Cross out Amazon and write in Microsoft, and you will get the gist of the recent Oracle/Microsoft announcement: “Together, Amazon and Oracle provide businesses with a scalable, reliable and cost-effective business application platform.”
That statement, from the Amazon Web Services Website, talks about all the benefits of shifting your Oracle applications to the Amazon cloud and even offers an a la carte pricing menu for Oracle relational database services and a free trial program.
Price menus and free trials may be common in restaurants and mall food courts, but not in the enterprise technology space. If there was ever an indication of how much cloud computing has upset the staid and very profitable business of selling software to enterprises, the Microsoft and Oracle announcement that essentially stated “we used to fight it out but we are buddies now,” was the most recent and vivid proof.
A June 24 teleconference featuring Microsoft CEO Steve Ballmer, Oracle President Mark Hurd and Satya Nadella, president of Microsoft’s Server & Tools Business, highlighted a range of services and applications designed to mesh Oracle’s software with Microsoft’s Azure cloud services.
Wait a second. Doesn’t Microsoft sell SQL Server, which was recently upgraded to a more cloud-friendly SQL Server 14? And didn’t Microsoft’s promotional material for this new edition include this swipe at Oracle: “Factoring in slightly higher average salaries for Oracle DBAs, the annual cost for administration comes out to $1,605 per year per database for SQL Server and $7,385 per year per Oracle Database; a 460 percent difference?”

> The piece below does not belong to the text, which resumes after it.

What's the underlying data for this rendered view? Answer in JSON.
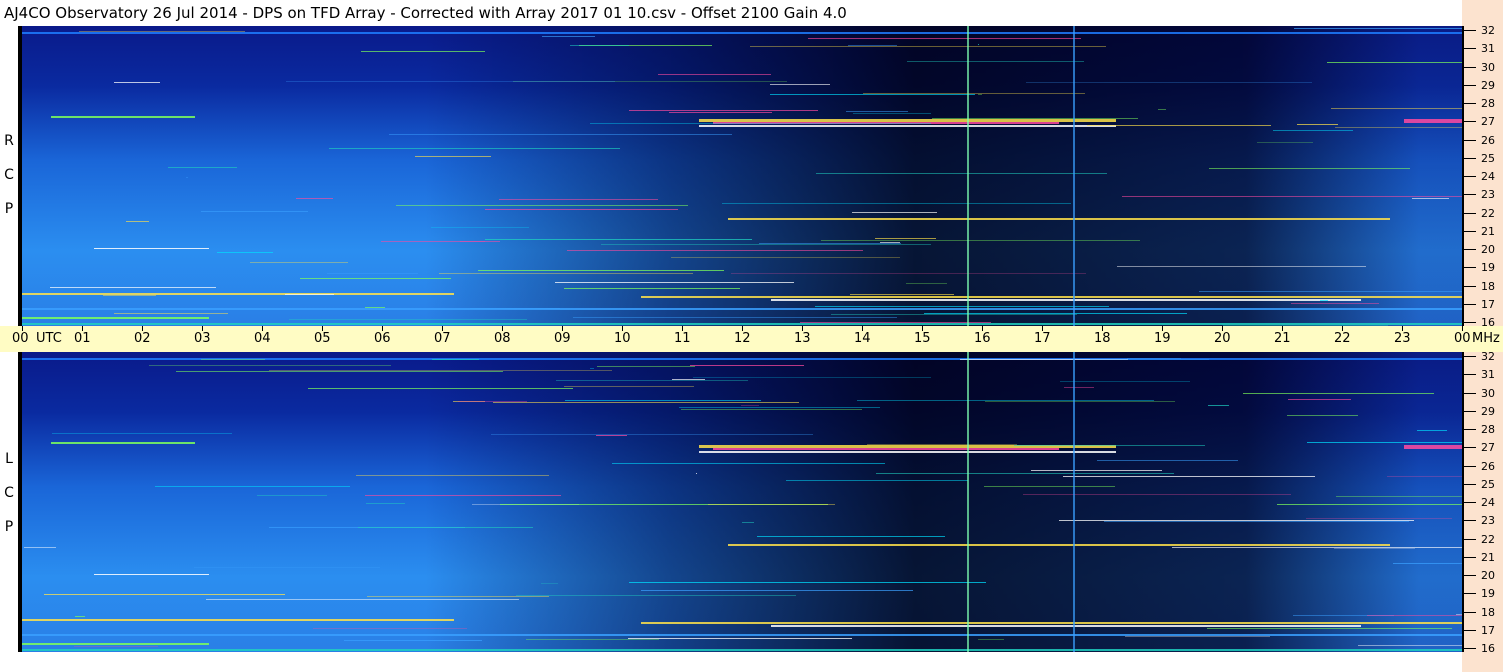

And doesn’t Oracle offer its own versions of public cloud, private cloud and on-premise platforms? In Oracle’s own words these platforms deliver, “the broadest selection of enterprise-grade cloud solutions, including software-as-a-service (SaaS), platform-as-a-service (PaaS), and infrastructure-as-a-service (IaaS).” Yes, this is all true, but times are indeed changing.
The basics of the Oracle and Microsoft partnership (as described in the press release), included the ability to run, “Oracle software on Windows Server Hyper-V and in Windows Azure. Customers will be able to deploy Oracle software—including Java, Oracle Database and Oracle WebLogic Server—on Windows Server Hyper-V or in Windows Azure and receive full support from Oracle.
Microsoft will also offer Java, Oracle Database and Oracle WebLogic Server to Windows Azure customers, and Oracle will make Oracle Linux available to Windows Azure customers.
The agreement for licensing Oracle’s software in the Microsoft Azure cloud is identical to the agreement for licensing in the Amazon cloud, according to Oracle’s corporate pricing guidelines outlined on its Website. The guidelines require customers to count each virtual core as equal to a physical core for pricing purposes.
Oracle, Microsoft Buddy Up to Grab Once-Disparaged Cloud
Here’s what is at play here from my point of view. Oracle has seen essentially flat revenues for the past two quarters and after initially denying that the cloud would be a big deal, the company is trying to make up for lost traction.
Microsoft is a big boat, but the boat has turned to embrace cloud computing with the same fervor it found for the Internet after missing that big new thing back in the 1990s. While it is true that the embrace of cloud computing in the enterprise is still in the early revenue stages for these companies, that does not mean that CIOs and technology managers are not now deciding which cloud architectures will become the fundamental infrastructures for their companies.
Traditional vendors are rushing to be seen as cloud supporters. Meanwhile, the stalwart cloud computing companies and startups are scoffing at the older vendors contending that companies that made their living selling software in boxes and living large on service revenues cannot suddenly become cloud players. Instead, they contend that customers who were once locked into proprietary boxes are determined not to get trapped again.
Customers who were once too reluctant to embrace the cloud as those cloud capabilities did not have the security, privacy and compliance features required are now finding their traditional vendors championing the cloud as just the place to run their businesses. The Microsoft/Oracle agreement may be the latest and biggest example of enemies becoming cloud friends. It remains to be seen how long they remain friends, but this game has a long way to play yet.
Eric Lundquist is a technology analyst at Ziff Brothers Investments, a private investment firm. Lundquist, who was editor in chief at eWEEK (previously PC WEEK) from 1996-2008 authored this article for eWEEK to share his thoughts on technology, products and services. No investment advice is offered in this article. All duties are disclaimed. Lundquist works separately for a private investment firm, which may at any time invest in companies whose products are discussed in this article and no disclosure of securities transactions will be made.